What would you tell a parent or friend considering sending their child to the Lower School?
All our Lower School teachers are nothing short of excellent at what they do. We put value in key areas that often are lacking in other schools (physical fitness, Christianity, and specialty areas like music and art.) I don’t know many other schools that provide learning opportunities in an on-site greenhouse and a floating classroom at the lake.
We manage to maintain a very high standard for academics while supporting all of these other daily activities we offer. There is definitely a clear “GAC difference” compared to students who come to first grade from another school. It’s really a testament to how the Lower School prepares and challenges students academically. Christian faith is not just sprinkled in the classroom, it’s completely infused in everything we do. If families want a true Christian experience, I feel like we deliver better than anyone.
How would you describe the culture at GAC?
The culture at GAC is so uplifting and family-oriented.
How have you participated in the GAC community? (Mission trips, co curricular, etc.)
Unfortunately, with a young family (toddler and baby on the way) and a husband who travels, I have put my family first and have not taken on co-curricular responsibilities or Mission trips yet. I have volunteered to speak at both elementary chapel and high school chapel. I competed as a contestant on GAC’s Got Talent last year where I walked on my hands through an obstacle course. I love GAC and the community we have. I hope to take on more when I enter into a slightly different life stage.
Where would someone find you outside of the classroom? What are your hobbies?
I love spending time with my family and friends. We love exploring local parks and the awesome Atlanta food scene. I love snuggling my cat. My favorite place is the beach.
What is a book you’ve read recently?
"The Whole Brain Child," by Daniel J. Siegel, Tina Payne Bryson
What are you listening to right now?
I’m usually listening to worship music or children’s music in the car. I listen to podcasts with the theme of parenting or spiritual growth.
What’s one thing that’s still on your bucket list?

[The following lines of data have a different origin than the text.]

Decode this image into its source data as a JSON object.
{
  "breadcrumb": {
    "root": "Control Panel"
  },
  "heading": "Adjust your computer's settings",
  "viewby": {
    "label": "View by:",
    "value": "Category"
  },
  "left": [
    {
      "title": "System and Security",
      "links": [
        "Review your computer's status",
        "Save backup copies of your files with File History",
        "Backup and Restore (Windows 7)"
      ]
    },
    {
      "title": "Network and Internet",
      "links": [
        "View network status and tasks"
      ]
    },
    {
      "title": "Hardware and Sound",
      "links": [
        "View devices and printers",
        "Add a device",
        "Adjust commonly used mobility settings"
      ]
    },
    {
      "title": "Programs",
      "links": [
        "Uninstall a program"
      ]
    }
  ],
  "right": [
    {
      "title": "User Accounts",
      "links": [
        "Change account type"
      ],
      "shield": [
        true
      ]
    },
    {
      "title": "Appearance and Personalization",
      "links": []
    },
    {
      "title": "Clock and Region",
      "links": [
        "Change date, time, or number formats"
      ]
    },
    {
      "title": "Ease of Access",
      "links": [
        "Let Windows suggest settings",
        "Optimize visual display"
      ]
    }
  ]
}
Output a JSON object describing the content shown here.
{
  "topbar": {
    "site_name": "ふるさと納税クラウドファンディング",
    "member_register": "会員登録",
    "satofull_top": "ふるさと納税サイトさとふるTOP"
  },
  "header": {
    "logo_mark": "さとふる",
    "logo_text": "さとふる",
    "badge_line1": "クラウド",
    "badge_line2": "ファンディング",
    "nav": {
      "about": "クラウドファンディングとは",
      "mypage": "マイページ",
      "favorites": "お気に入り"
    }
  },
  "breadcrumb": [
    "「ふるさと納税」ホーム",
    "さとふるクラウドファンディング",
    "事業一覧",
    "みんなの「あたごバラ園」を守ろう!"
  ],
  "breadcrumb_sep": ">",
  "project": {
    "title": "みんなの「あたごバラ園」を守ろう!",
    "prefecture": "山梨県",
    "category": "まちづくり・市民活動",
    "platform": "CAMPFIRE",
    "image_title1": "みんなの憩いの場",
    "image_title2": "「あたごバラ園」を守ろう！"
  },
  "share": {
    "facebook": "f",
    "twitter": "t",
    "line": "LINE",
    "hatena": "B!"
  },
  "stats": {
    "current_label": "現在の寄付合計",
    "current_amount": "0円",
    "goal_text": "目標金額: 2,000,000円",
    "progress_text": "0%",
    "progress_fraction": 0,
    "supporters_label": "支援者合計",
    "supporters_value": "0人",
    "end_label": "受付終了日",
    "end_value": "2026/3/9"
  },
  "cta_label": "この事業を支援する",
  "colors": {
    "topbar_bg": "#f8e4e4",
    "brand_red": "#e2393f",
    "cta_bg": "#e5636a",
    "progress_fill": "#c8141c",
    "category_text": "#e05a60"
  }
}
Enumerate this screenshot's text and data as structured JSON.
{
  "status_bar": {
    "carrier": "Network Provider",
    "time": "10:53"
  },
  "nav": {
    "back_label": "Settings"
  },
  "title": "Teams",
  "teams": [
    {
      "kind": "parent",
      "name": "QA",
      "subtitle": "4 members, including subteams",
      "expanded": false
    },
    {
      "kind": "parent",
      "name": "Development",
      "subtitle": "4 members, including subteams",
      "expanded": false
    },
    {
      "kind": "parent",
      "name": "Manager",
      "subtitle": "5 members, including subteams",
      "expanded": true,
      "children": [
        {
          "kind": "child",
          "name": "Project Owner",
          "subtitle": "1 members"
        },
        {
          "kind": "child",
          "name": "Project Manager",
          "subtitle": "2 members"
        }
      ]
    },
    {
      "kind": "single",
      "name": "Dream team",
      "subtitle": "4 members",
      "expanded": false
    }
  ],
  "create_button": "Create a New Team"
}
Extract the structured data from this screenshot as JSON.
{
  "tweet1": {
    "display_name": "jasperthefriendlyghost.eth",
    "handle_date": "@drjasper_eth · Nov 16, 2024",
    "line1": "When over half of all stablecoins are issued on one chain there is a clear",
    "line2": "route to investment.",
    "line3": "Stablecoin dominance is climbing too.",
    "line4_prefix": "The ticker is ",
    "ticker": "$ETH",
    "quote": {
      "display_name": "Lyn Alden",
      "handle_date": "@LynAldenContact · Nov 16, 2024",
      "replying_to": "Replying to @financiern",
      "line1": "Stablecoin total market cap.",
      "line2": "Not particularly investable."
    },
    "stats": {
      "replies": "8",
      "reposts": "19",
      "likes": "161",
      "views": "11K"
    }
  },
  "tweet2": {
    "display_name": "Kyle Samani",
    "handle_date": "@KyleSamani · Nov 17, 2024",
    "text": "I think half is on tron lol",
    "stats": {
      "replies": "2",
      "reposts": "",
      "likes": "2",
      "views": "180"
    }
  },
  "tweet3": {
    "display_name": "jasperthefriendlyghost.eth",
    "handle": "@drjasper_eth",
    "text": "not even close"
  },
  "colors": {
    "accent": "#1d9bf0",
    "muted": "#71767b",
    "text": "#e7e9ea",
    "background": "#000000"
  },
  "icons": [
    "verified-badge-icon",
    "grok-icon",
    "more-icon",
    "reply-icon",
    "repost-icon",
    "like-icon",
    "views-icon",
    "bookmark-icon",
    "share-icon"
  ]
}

I look forward to a life stage where I can travel more. I want to see the incredible world that God created. Italy and Japan are on the top of my travel list.